▸ Task statement: Whenever the string "data" turns up in a line below, that line should be copied.

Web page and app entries
++++++++++

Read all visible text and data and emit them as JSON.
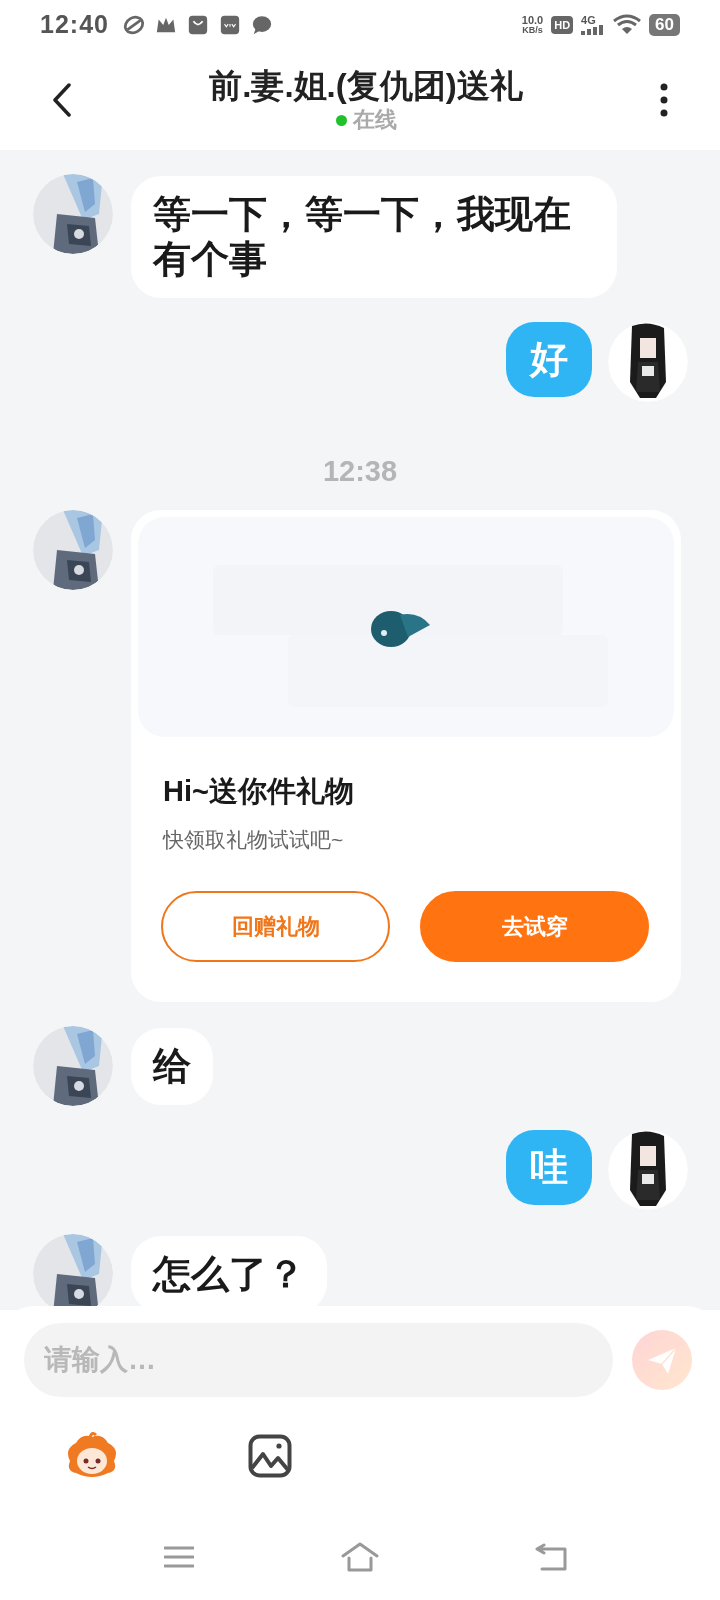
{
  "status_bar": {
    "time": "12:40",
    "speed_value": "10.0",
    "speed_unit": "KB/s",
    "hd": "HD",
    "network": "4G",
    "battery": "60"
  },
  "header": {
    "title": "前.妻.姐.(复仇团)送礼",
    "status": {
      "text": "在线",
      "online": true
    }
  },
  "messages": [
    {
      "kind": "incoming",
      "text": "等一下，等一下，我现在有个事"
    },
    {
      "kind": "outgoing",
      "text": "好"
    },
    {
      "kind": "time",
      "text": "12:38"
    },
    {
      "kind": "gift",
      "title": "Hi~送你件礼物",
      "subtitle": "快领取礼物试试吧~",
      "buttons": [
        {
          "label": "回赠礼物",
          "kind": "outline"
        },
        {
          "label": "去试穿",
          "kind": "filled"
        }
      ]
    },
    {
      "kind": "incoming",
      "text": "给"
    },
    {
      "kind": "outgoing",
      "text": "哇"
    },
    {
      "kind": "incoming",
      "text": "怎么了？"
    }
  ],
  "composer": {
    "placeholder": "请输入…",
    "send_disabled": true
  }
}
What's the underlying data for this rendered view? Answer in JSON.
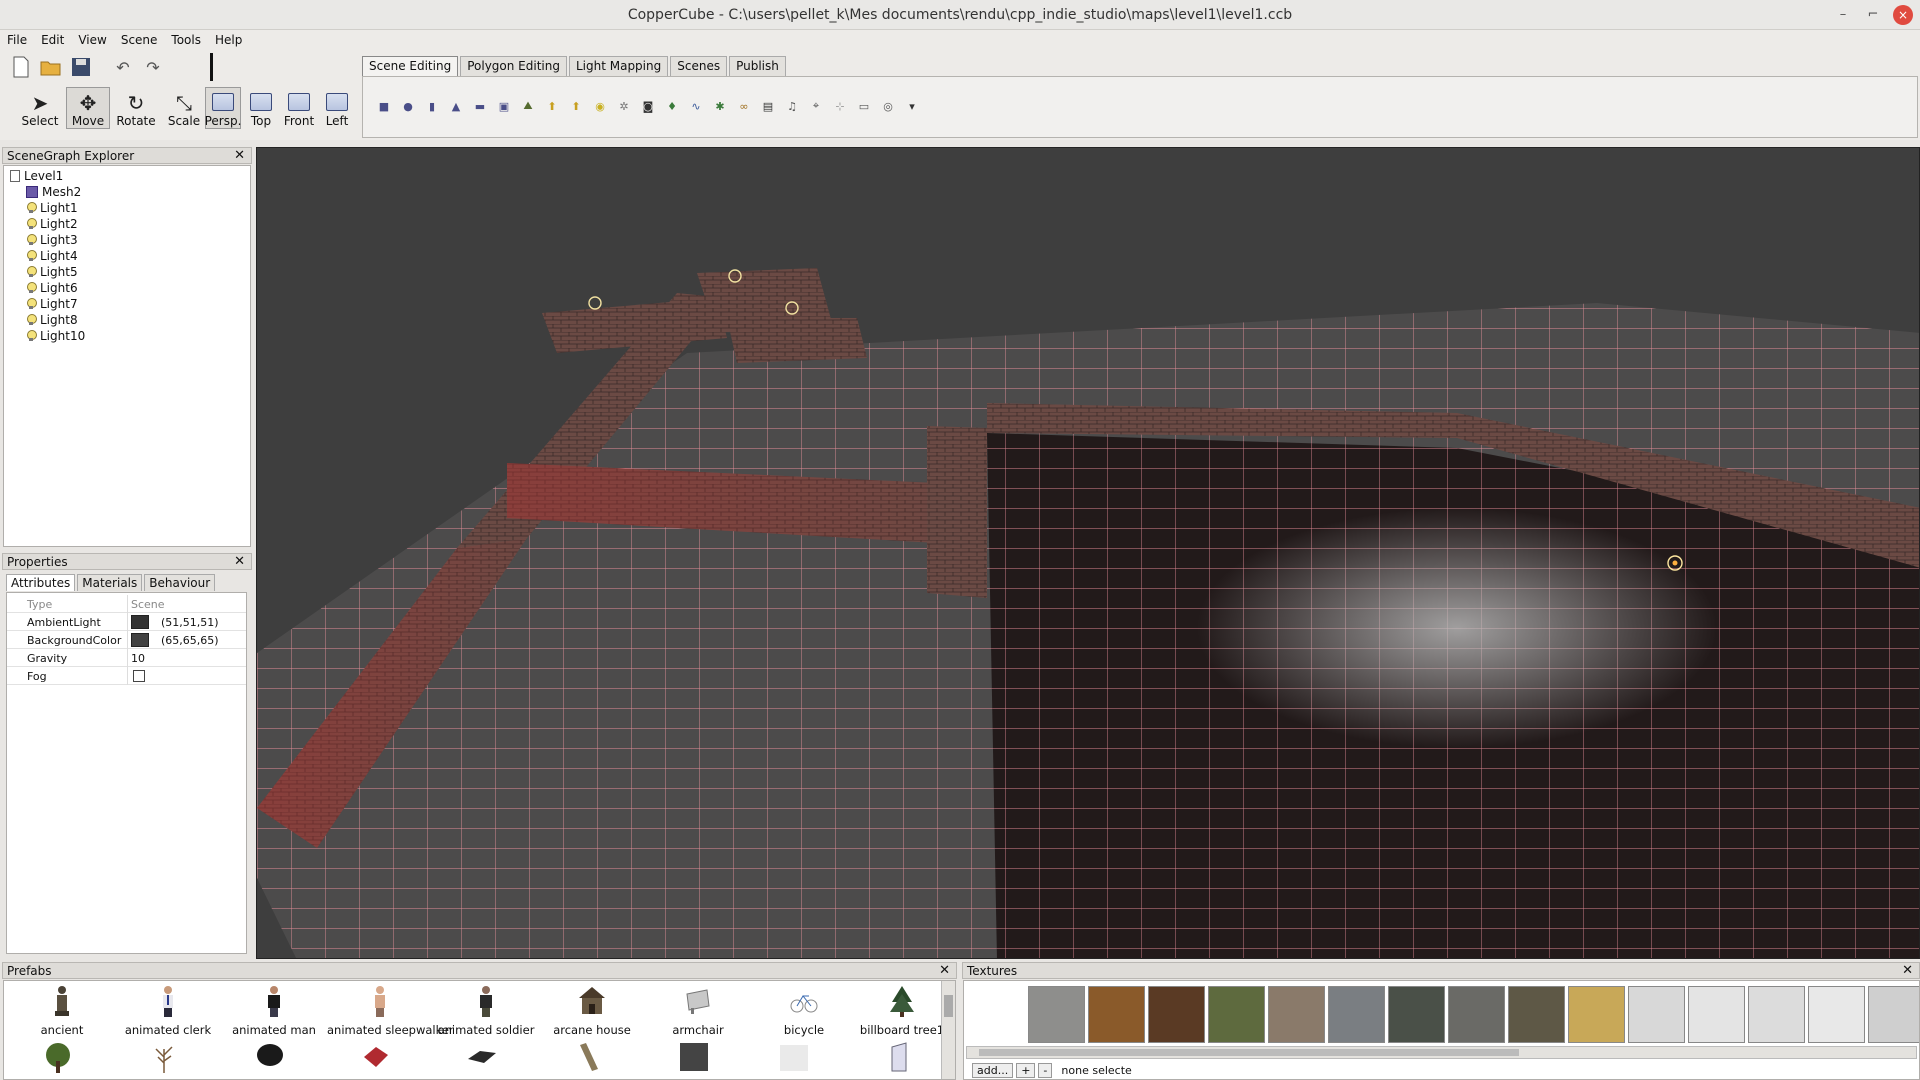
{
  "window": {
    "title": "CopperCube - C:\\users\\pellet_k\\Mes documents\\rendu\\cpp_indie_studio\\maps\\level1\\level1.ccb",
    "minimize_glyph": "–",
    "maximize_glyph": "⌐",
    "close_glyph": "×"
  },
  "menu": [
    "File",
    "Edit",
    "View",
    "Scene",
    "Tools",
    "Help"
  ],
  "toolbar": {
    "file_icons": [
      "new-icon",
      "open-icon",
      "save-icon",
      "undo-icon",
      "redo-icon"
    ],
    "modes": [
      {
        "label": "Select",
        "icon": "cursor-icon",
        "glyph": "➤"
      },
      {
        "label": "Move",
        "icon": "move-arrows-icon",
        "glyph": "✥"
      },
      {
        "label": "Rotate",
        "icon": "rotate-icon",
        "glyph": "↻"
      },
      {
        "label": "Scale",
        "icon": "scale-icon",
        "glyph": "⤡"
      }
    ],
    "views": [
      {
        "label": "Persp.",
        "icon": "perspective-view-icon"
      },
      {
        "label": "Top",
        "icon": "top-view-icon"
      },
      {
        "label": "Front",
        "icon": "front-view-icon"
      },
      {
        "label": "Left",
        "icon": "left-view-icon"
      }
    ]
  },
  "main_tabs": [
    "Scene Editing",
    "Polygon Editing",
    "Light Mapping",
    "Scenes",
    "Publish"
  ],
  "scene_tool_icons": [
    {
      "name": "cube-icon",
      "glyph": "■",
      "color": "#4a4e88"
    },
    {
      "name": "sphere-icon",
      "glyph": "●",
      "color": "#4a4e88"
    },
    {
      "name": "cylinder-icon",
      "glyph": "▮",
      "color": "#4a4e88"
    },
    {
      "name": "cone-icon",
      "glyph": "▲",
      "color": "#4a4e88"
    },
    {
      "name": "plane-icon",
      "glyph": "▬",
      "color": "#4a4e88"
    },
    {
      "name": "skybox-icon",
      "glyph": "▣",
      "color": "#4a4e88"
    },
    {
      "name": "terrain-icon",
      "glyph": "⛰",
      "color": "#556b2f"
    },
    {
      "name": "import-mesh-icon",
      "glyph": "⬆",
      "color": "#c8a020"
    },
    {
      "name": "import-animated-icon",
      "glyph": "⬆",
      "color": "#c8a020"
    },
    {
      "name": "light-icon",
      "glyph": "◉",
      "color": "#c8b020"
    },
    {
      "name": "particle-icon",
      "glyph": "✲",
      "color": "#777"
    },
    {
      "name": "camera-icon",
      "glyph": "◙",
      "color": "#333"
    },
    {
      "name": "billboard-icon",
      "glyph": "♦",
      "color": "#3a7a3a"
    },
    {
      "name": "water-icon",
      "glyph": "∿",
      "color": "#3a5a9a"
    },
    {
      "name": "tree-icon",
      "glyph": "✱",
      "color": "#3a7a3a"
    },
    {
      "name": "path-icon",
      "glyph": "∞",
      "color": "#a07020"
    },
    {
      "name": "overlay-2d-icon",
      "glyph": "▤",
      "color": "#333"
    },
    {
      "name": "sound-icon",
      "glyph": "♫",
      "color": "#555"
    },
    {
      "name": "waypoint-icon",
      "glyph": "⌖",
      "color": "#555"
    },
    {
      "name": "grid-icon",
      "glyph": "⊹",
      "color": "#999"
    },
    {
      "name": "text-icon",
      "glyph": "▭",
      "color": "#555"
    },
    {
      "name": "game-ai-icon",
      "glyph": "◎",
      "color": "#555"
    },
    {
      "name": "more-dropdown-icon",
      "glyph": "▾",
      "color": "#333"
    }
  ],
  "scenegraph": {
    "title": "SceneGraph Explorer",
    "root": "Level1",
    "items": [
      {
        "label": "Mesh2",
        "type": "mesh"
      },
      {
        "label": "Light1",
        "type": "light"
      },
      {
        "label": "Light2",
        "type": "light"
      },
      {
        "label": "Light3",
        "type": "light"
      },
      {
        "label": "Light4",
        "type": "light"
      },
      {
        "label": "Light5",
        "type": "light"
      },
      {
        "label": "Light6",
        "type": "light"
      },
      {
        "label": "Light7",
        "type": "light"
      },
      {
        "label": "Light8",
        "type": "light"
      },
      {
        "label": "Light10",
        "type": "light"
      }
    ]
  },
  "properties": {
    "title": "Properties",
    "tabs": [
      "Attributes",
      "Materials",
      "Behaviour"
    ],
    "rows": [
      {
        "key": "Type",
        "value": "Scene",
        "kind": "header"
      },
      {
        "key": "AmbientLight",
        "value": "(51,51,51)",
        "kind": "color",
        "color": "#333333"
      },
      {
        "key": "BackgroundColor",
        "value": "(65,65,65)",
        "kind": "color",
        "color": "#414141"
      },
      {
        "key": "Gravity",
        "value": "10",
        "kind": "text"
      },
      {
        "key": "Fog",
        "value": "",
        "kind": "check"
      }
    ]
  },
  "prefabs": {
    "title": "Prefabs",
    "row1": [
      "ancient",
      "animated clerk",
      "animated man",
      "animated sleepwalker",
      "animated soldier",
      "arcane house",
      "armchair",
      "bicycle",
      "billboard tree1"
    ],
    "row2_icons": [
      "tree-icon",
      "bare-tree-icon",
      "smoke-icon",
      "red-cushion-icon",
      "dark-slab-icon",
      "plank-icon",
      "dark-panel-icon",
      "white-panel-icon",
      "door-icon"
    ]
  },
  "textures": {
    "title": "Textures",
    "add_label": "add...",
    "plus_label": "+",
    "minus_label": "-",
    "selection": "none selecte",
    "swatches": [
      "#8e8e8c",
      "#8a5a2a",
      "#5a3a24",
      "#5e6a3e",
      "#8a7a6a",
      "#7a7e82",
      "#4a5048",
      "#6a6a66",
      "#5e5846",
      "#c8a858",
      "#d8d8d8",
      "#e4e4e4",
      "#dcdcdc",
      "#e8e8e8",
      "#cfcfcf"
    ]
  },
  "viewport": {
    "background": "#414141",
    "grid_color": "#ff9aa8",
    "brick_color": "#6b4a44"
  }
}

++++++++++

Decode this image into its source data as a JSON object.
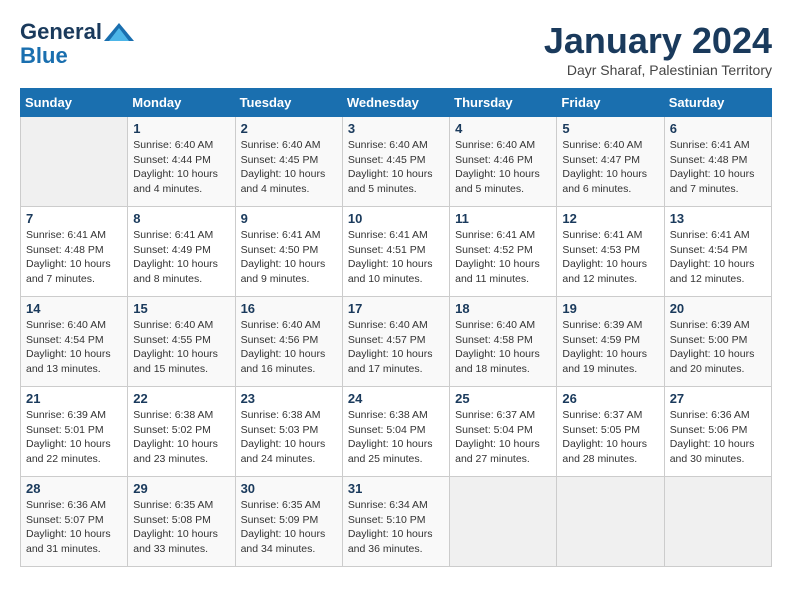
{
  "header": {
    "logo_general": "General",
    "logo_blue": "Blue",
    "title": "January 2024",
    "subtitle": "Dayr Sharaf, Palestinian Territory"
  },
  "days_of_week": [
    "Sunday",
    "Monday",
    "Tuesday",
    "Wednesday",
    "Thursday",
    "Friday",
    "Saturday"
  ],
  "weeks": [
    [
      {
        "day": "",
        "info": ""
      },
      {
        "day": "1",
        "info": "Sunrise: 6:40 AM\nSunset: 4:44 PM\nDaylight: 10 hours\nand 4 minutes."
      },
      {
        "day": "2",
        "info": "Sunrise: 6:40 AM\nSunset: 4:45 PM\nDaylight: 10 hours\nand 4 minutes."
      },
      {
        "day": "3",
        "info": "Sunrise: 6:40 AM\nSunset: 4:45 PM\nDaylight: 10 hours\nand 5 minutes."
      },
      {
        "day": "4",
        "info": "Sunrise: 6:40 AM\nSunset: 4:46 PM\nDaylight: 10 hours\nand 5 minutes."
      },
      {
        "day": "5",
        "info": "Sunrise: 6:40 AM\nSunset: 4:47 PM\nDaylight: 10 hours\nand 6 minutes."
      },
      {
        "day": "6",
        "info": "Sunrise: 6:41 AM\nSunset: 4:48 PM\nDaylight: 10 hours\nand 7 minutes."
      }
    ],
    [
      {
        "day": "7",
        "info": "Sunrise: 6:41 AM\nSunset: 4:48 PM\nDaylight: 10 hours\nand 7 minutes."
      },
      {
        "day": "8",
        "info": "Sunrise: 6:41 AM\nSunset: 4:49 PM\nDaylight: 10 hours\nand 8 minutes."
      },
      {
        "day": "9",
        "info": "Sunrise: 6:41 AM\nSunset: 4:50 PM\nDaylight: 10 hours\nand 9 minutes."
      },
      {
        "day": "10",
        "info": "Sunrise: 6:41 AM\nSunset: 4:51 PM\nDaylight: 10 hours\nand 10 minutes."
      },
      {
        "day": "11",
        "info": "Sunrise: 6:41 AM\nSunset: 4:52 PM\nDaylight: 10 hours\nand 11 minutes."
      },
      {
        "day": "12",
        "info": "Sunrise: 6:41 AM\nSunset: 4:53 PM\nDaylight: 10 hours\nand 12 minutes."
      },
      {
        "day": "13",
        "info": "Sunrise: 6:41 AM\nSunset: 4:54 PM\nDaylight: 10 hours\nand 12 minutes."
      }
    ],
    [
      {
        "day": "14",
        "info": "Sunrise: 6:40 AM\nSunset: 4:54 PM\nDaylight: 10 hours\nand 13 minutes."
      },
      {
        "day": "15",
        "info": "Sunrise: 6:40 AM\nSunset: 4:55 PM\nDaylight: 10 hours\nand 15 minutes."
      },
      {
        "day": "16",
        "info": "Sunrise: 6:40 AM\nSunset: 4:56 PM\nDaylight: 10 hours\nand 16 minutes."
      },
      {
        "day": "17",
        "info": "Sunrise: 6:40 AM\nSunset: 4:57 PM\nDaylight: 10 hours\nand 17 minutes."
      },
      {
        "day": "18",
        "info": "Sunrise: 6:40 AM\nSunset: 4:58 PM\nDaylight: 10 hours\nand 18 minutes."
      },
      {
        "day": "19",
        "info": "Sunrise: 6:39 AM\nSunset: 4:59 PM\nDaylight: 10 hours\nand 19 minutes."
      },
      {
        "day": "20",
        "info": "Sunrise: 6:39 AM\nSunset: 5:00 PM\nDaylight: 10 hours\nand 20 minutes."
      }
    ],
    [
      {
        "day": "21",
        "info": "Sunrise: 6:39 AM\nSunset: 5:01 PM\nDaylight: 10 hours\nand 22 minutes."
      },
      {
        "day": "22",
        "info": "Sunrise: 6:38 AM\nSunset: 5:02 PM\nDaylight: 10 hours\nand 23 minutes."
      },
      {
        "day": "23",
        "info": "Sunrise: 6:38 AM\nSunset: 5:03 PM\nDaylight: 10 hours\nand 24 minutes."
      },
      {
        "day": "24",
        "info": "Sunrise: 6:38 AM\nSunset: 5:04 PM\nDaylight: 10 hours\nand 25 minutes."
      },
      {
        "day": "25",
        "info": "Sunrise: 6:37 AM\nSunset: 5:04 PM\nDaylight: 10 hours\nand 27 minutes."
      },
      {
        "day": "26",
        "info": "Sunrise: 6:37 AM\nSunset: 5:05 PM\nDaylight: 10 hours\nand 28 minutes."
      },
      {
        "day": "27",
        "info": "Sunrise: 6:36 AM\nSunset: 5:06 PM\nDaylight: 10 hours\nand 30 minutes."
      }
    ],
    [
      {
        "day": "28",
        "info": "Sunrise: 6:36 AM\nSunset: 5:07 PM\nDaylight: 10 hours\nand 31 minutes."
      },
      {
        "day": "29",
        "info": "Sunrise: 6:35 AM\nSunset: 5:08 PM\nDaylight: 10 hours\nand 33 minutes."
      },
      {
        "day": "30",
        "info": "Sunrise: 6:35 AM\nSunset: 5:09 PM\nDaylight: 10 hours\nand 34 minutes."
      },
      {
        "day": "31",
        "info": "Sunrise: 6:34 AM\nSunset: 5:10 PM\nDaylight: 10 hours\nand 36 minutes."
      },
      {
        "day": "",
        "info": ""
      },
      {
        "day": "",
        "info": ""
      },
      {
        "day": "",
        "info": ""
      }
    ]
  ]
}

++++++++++

▸ Task output:
Read all visible text and data and emit them as JSON.
What's the underlying data for this rendered view? Answer in JSON.
Decode this image into its source data as a JSON object.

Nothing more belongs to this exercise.